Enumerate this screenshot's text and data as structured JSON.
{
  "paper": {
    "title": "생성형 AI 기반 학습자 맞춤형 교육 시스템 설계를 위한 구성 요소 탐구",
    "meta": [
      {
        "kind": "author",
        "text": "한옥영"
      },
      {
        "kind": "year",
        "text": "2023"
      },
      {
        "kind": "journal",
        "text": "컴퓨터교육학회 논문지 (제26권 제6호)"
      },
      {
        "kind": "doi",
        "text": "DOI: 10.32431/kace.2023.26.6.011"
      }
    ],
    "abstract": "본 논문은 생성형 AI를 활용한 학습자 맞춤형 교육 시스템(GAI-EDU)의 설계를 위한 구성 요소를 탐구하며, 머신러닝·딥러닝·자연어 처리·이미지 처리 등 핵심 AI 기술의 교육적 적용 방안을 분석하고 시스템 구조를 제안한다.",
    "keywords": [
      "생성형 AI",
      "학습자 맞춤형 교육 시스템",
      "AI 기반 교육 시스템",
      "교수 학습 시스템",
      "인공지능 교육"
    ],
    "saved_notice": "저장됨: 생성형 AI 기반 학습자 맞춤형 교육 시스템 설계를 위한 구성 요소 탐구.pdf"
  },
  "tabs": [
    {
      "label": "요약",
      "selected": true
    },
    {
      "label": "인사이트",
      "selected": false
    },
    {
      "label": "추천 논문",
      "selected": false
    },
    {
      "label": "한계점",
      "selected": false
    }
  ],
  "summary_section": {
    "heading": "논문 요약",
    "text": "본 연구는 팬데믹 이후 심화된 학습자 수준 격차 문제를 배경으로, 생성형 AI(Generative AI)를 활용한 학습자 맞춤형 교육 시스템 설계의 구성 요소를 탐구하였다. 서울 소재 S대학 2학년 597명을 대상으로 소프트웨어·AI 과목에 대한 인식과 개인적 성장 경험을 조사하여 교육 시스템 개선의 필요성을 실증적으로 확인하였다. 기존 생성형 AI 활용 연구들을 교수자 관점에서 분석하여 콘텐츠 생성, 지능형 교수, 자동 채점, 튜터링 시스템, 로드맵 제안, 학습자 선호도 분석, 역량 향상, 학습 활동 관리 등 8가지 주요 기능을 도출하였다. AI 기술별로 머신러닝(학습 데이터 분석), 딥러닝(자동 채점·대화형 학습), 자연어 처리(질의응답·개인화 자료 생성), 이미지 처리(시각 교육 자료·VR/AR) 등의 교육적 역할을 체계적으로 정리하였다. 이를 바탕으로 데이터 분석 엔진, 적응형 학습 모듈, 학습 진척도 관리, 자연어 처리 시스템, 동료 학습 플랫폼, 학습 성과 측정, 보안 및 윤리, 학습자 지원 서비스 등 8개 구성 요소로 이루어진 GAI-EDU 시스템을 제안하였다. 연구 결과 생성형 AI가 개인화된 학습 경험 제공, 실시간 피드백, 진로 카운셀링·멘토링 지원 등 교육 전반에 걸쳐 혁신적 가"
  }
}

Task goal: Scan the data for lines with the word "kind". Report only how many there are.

Written solution: 4